╭─ Task input
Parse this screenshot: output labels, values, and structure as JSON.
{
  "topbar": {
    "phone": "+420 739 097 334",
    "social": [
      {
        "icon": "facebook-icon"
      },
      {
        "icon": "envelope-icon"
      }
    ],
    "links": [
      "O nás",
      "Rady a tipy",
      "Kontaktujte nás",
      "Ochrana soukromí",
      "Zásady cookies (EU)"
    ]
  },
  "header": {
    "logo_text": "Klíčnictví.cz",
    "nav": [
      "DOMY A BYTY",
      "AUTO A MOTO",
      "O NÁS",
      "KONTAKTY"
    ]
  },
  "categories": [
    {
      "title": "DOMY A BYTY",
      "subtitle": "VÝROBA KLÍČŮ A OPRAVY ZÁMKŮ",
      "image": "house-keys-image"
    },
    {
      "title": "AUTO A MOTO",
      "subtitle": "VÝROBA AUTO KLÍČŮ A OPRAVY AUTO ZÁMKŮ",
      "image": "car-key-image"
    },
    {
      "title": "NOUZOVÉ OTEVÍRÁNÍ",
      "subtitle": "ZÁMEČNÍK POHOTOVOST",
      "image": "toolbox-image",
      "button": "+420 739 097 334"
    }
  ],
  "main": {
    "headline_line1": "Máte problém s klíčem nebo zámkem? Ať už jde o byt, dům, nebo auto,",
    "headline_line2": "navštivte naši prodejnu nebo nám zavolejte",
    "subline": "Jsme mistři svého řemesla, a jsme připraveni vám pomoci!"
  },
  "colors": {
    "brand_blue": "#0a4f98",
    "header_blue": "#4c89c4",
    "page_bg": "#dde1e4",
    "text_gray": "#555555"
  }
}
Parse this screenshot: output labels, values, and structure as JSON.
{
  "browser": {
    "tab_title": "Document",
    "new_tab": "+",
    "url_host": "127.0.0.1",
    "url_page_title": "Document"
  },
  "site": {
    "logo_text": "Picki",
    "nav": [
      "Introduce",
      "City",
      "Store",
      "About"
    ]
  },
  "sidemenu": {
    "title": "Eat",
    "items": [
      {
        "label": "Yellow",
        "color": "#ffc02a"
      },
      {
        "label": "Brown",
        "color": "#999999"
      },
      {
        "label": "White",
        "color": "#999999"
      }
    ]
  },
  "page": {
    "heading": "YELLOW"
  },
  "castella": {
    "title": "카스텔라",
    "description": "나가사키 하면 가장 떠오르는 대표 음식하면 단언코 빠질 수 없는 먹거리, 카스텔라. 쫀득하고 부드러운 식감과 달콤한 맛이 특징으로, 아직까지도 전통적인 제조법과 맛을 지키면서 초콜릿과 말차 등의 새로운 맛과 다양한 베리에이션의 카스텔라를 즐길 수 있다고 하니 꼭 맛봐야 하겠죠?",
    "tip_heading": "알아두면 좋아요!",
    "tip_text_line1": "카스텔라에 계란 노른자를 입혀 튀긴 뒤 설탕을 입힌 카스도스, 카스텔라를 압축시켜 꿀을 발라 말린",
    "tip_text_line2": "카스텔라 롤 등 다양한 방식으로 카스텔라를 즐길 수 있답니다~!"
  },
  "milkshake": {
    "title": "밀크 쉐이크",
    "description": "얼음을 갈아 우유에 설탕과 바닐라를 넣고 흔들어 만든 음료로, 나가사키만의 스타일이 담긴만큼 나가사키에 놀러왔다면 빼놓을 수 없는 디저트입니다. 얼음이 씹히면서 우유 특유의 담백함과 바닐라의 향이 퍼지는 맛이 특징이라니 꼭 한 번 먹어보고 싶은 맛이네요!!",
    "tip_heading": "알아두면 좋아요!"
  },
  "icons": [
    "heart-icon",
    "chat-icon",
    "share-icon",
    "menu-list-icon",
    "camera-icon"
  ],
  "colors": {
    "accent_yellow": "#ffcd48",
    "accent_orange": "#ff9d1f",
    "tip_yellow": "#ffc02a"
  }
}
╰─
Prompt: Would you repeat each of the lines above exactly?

Task result:
Parse this screenshot: output labels, values, and structure as JSON.
{
  "topbar": {
    "phone": "+420 739 097 334",
    "social": [
      {
        "icon": "facebook-icon"
      },
      {
        "icon": "envelope-icon"
      }
    ],
    "links": [
      "O nás",
      "Rady a tipy",
      "Kontaktujte nás",
      "Ochrana soukromí",
      "Zásady cookies (EU)"
    ]
  },
  "header": {
    "logo_text": "Klíčnictví.cz",
    "nav": [
      "DOMY A BYTY",
      "AUTO A MOTO",
      "O NÁS",
      "KONTAKTY"
    ]
  },
  "categories": [
    {
      "title": "DOMY A BYTY",
      "subtitle": "VÝROBA KLÍČŮ A OPRAVY ZÁMKŮ",
      "image": "house-keys-image"
    },
    {
      "title": "AUTO A MOTO",
      "subtitle": "VÝROBA AUTO KLÍČŮ A OPRAVY AUTO ZÁMKŮ",
      "image": "car-key-image"
    },
    {
      "title": "NOUZOVÉ OTEVÍRÁNÍ",
      "subtitle": "ZÁMEČNÍK POHOTOVOST",
      "image": "toolbox-image",
      "button": "+420 739 097 334"
    }
  ],
  "main": {
    "headline_line1": "Máte problém s klíčem nebo zámkem? Ať už jde o byt, dům, nebo auto,",
    "headline_line2": "navštivte naši prodejnu nebo nám zavolejte",
    "subline": "Jsme mistři svého řemesla, a jsme připraveni vám pomoci!"
  },
  "colors": {
    "brand_blue": "#0a4f98",
    "header_blue": "#4c89c4",
    "page_bg": "#dde1e4",
    "text_gray": "#555555"
  }
}
Parse this screenshot: output labels, values, and structure as JSON.
{
  "browser": {
    "tab_title": "Document",
    "new_tab": "+",
    "url_host": "127.0.0.1",
    "url_page_title": "Document"
  },
  "site": {
    "logo_text": "Picki",
    "nav": [
      "Introduce",
      "City",
      "Store",
      "About"
    ]
  },
  "sidemenu": {
    "title": "Eat",
    "items": [
      {
        "label": "Yellow",
        "color": "#ffc02a"
      },
      {
        "label": "Brown",
        "color": "#999999"
      },
      {
        "label": "White",
        "color": "#999999"
      }
    ]
  },
  "page": {
    "heading": "YELLOW"
  },
  "castella": {
    "title": "카스텔라",
    "description": "나가사키 하면 가장 떠오르는 대표 음식하면 단언코 빠질 수 없는 먹거리, 카스텔라. 쫀득하고 부드러운 식감과 달콤한 맛이 특징으로, 아직까지도 전통적인 제조법과 맛을 지키면서 초콜릿과 말차 등의 새로운 맛과 다양한 베리에이션의 카스텔라를 즐길 수 있다고 하니 꼭 맛봐야 하겠죠?",
    "tip_heading": "알아두면 좋아요!",
    "tip_text_line1": "카스텔라에 계란 노른자를 입혀 튀긴 뒤 설탕을 입힌 카스도스, 카스텔라를 압축시켜 꿀을 발라 말린",
    "tip_text_line2": "카스텔라 롤 등 다양한 방식으로 카스텔라를 즐길 수 있답니다~!"
  },
  "milkshake": {
    "title": "밀크 쉐이크",
    "description": "얼음을 갈아 우유에 설탕과 바닐라를 넣고 흔들어 만든 음료로, 나가사키만의 스타일이 담긴만큼 나가사키에 놀러왔다면 빼놓을 수 없는 디저트입니다. 얼음이 씹히면서 우유 특유의 담백함과 바닐라의 향이 퍼지는 맛이 특징이라니 꼭 한 번 먹어보고 싶은 맛이네요!!",
    "tip_heading": "알아두면 좋아요!"
  },
  "icons": [
    "heart-icon",
    "chat-icon",
    "share-icon",
    "menu-list-icon",
    "camera-icon"
  ],
  "colors": {
    "accent_yellow": "#ffcd48",
    "accent_orange": "#ff9d1f",
    "tip_yellow": "#ffc02a"
  }
}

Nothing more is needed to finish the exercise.